They failed to report the abuse to police "enabling him to continue his abuse", it found. The Order also failed to take steps to expel him from priesthood, said the inquiry.

The fate of Sir Anthony's compensation recommendation is mired in a degree of uncertainty, given the recent Stormont crisis has resulted in the collapse of the current powersharing executive.

The retired judge said the redress scheme needed to be set up as a "matter of urgency".

He also recommended that the Northern Ireland Executive should create a body called the Historical Institutional Abuse Inquiry Redress Board.

The board would receive and process claims and payments, said the chairman.

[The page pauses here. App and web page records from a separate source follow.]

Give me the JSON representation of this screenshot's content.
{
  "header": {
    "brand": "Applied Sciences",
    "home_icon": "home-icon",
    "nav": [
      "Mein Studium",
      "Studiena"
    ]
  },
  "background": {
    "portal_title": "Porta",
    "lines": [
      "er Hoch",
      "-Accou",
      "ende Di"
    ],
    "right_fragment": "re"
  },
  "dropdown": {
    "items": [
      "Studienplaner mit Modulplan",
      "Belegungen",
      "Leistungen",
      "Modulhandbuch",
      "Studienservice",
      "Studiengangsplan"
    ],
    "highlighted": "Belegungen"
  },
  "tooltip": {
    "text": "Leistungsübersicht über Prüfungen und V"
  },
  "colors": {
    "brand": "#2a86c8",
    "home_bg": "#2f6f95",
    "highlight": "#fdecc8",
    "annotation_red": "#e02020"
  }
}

The inquiry also recommended that a "suitable physical memorial" should be erected in Parliament Buildings in Belfast or in the grounds of Stormont estate.

It also called for the creation of a Commissioner for Survivors of Institutional Childhood Abuse to offer victims support and assistance.

It recommended the provision of extra state funding to provide specialist care for victims.

The report said:

  • The former head of the Catholic Church in Ireland, Cardinal Sean Brady, was part of an investigation which "effectively silenced" an alleged victim of serial sex attacker Smyth.
  • Smyth's crimes were ignored to protect the good name of the Church.
  • Institutions where systemic failings happened may be asked to contribute to the compensation payments.
  • A public apology should be issued to the victims.
  • No credible evidence was found to show that the security services were complicit in exploitation of sex abuse at Kincora boys' home in East Belfast or that prominent Establishment individuals were involved.

Sir Anthony said: "We believe it is now time to finally lay these unfounded myths to rest."

  • A scheme for sending child migrants from institutions to Australia after the Second World War was "gravely defective" and lessons from previous similar operations were ignored. The homes relied on unrealistic assurances about the conditions in homes in Australia.
  • Some individuals provided excellent care and in the last three decades up to the 1990s there was an improvement in physical conditions.

A spokesman for the Executive Office said the intention was to put the report to the ministerial Executive at the earliest opportunity.

"The Executive Office remains sensitive to the needs of all those who have suffered abuse and is mindful of the destructive impact it has had on many people. Services continue to be available for those affected through the HIA Support Service, telephone (028) 90 75 01 31.

"The Executive Office will continue to engage with and support victims and survivors' groups."

Copyright (c) Press Association Ltd. 2017, All Rights Reserved. Pictrure (c) Colm Lenaghan / PA Wire.